"I hope we can do it at Christmas," Senator Tim Scott of South Carolina told ABC's "This Week" on Sunday. "Otherwise, we'll be here until Christmas, looking towards the end of the year."
Republican leaders in the Senate plan a decisive vote on their bill as soon as November 30. The Democrats are expected to try to delay or derail the measure, and Republicans must hold together at least 50 votes from their thin majority of 52 votes to prevail.
Sen. Lindsey Graham said in CNN's "State of the Union" that he believes Republicans will have the votes.
"What worries them is that personal tax cuts expire in 2025, and that's kinda ghostly, but we'll get there, because failure is not an option when it comes to cutting taxes on the Republican Party," he said. Graham.
The House of Representatives pbaded the tax legislation earlier this month for objections from Democrats and some Republicans from high-tax states like New York and California, who were concerned about the possible end of federal deductions for most state and local taxes.
The Senate bill would end the so-called SALT penalties, and the House bill would repeal the deductions from state and local taxes while retaining the property tax deduction.
Rep. Peter King, Republican of Long Island, New York, lamented the threat to SALT deductions. "I can see a mbad exodus coming," King said in Fox's "Sunday Morning Futures" of his recent conversations with businessmen in his district. "They're talking about moving their address to North Carolina, Florida, anywhere."
If the Senate measure is approved, a step that is by no means guaranteed, legislators in both chambers would have to reach a compromise between their different bills, a process that presents possible pitfalls of their own.
For now, however, much of the Senate's attention will be focused on the price tag of its legislation.
Independent studies have found that tax cuts will not generate enough additional economic growth to pay for themselves. Both the Senate and House bills would reduce federal revenues by a decade by approximately $ 1.4 trillion, according to the Joint Tax Committee.
Sen. John Thune of South Dakota, a member of the Senate Finance Committee, backed down on a deficit deficit forecast. A small increase in economic growth would "cover the cost" of tax cuts, Thune said on "Fox News Sunday." "All you have to do is get four tenths of 1 percent of the additional GDP."
"We need to achieve this achievement," he added.
On Wednesday, a report from Penn Wharton's Budget Model at the University of Pennsylvania said the Senate bill would reduce federal revenue each year from 2028 to 2033. That finding would mean that does not comply with a key budget rule that Republican Senate leaders want to use to pbad their bill with a simple majority over the objections of the Democrats.

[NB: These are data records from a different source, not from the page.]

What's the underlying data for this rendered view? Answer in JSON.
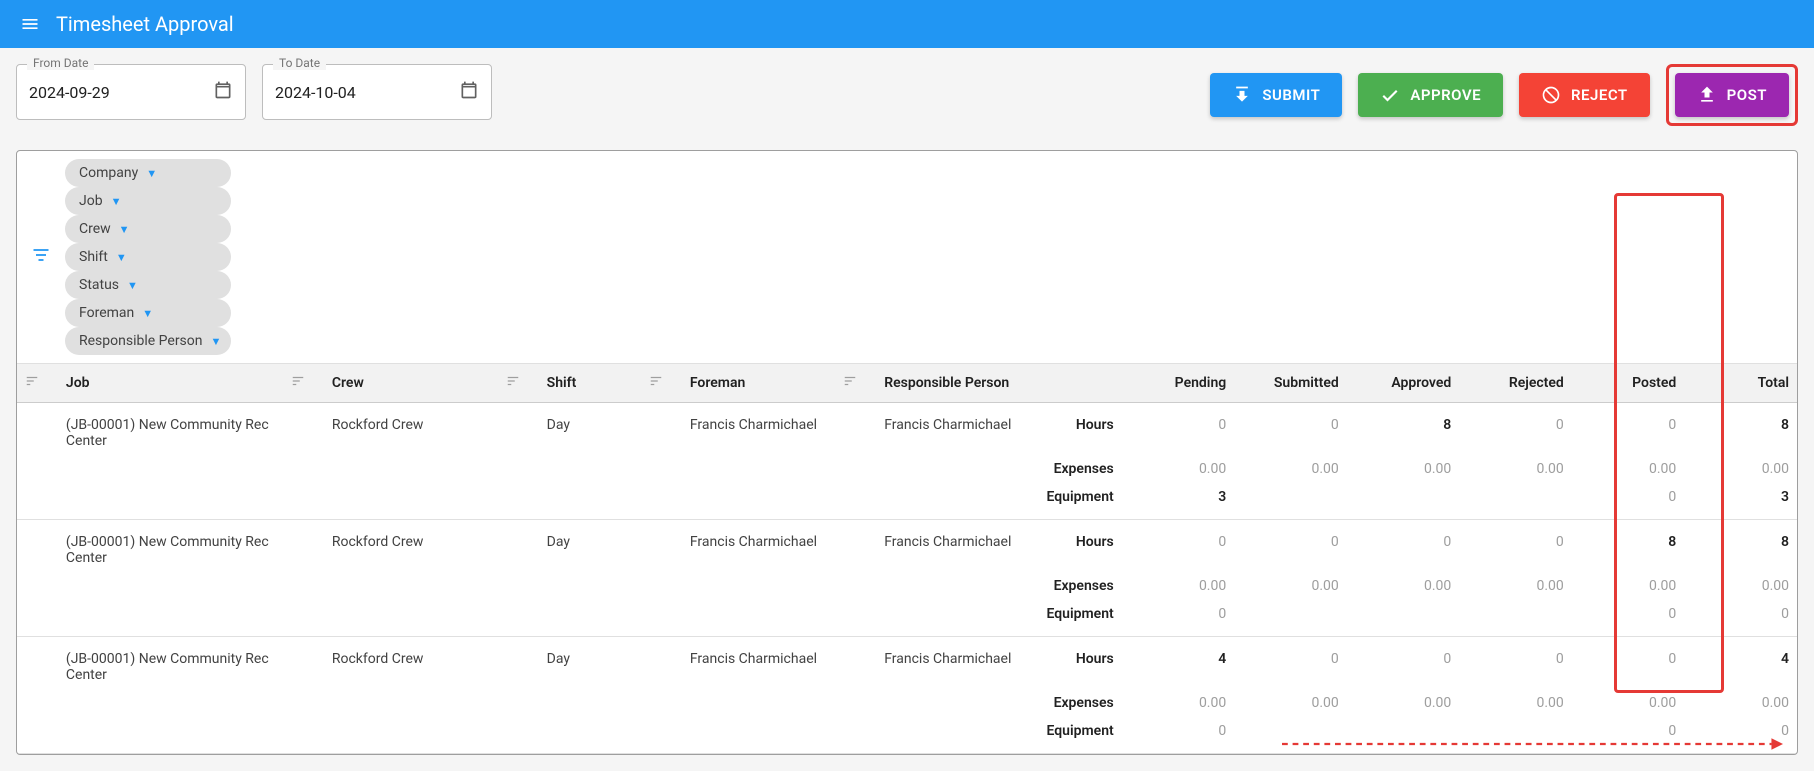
{
  "header": {
    "title": "Timesheet Approval"
  },
  "filters": {
    "from": {
      "label": "From Date",
      "value": "2024-09-29"
    },
    "to": {
      "label": "To Date",
      "value": "2024-10-04"
    }
  },
  "actions": {
    "submit": "SUBMIT",
    "approve": "APPROVE",
    "reject": "REJECT",
    "post": "POST"
  },
  "chips": [
    "Company",
    "Job",
    "Crew",
    "Shift",
    "Status",
    "Foreman",
    "Responsible Person"
  ],
  "columns": {
    "job": "Job",
    "crew": "Crew",
    "shift": "Shift",
    "foreman": "Foreman",
    "resp": "Responsible Person",
    "pending": "Pending",
    "submitted": "Submitted",
    "approved": "Approved",
    "rejected": "Rejected",
    "posted": "Posted",
    "total": "Total"
  },
  "metrics": {
    "hours": "Hours",
    "expenses": "Expenses",
    "equipment": "Equipment"
  },
  "rows": [
    {
      "job": "(JB-00001) New Community Rec Center",
      "crew": "Rockford Crew",
      "shift": "Day",
      "foreman": "Francis Charmichael",
      "resp": "Francis Charmichael",
      "hours": {
        "pending": "0",
        "submitted": "0",
        "approved": "8",
        "rejected": "0",
        "posted": "0",
        "total": "8"
      },
      "expenses": {
        "pending": "0.00",
        "submitted": "0.00",
        "approved": "0.00",
        "rejected": "0.00",
        "posted": "0.00",
        "total": "0.00"
      },
      "equipment": {
        "pending": "3",
        "submitted": "",
        "approved": "",
        "rejected": "",
        "posted": "0",
        "total": "3"
      }
    },
    {
      "job": "(JB-00001) New Community Rec Center",
      "crew": "Rockford Crew",
      "shift": "Day",
      "foreman": "Francis Charmichael",
      "resp": "Francis Charmichael",
      "hours": {
        "pending": "0",
        "submitted": "0",
        "approved": "0",
        "rejected": "0",
        "posted": "8",
        "total": "8"
      },
      "expenses": {
        "pending": "0.00",
        "submitted": "0.00",
        "approved": "0.00",
        "rejected": "0.00",
        "posted": "0.00",
        "total": "0.00"
      },
      "equipment": {
        "pending": "0",
        "submitted": "",
        "approved": "",
        "rejected": "",
        "posted": "0",
        "total": "0"
      }
    },
    {
      "job": "(JB-00001) New Community Rec Center",
      "crew": "Rockford Crew",
      "shift": "Day",
      "foreman": "Francis Charmichael",
      "resp": "Francis Charmichael",
      "hours": {
        "pending": "4",
        "submitted": "0",
        "approved": "0",
        "rejected": "0",
        "posted": "0",
        "total": "4"
      },
      "expenses": {
        "pending": "0.00",
        "submitted": "0.00",
        "approved": "0.00",
        "rejected": "0.00",
        "posted": "0.00",
        "total": "0.00"
      },
      "equipment": {
        "pending": "0",
        "submitted": "",
        "approved": "",
        "rejected": "",
        "posted": "0",
        "total": "0"
      }
    }
  ]
}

In essence, that rule holds that any bill pbaded through the accelerated process can not increase the deficit outside of a 10-year budget period. The JCT has already found that the Senate bill would generate a surplus in its tenth year because it has established several tax exemptions for businesses and individuals that expire.
But the JCT has not yet publicly weighed on the effects of revenues in later years. Senate Republican leaders have expressed confidence that their proposal will finally meet the standard.
Trump plans to address Senate Republicans at his weekly tax lunch and legislative agenda for the rest of the year, according to a statement by Senator John Barrbado of Wyoming, president of the Senate Republican Policy Committee.
Trump to Talk
The White House previously announced that the president would speak with Republican and Democratic leaders in Congress. The White House on the same day on an agreement on spending to keep the government open after the financing expires on December 8.
The ACA and the individual mandate: a QuickTake
Meanwhile, the Affordable Care Act of 2010, popularly known as Obamacare, is seen in the background. The law contains a provision that requires people to buy health insurance or pay a federal fine. The elimination of that fine in 2019, as proposed by the Senate bill, would generate an estimated saving of $ 318 billion for the year 2027, according to the Congressional Budget Office.
of about 13 million Americans who leave their coverage, eliminating the need for federal subsidies to help them pay for their health insurance policies. At least one Republican, Sen. Susan Collins of Maine, has said it is a "problem" for her to include the revocation of the ACA's individual mandate in the bill.
The repeal of the mandate was not part of the law of the House and would be an element to discuss during a House-Senate conference. Kevin Brady, the tax writer for Top House, chairman of the Ways and Means Committee, said Sunday that there is "sympathy" for the concept among members.
"The individual mandate harms many of those families who can not pay, do not want Obamacare," said Brady on Fox. "We are just encouraged by the performance of the Senate."
– With the badistance of Alan Bjerga and Ben Brody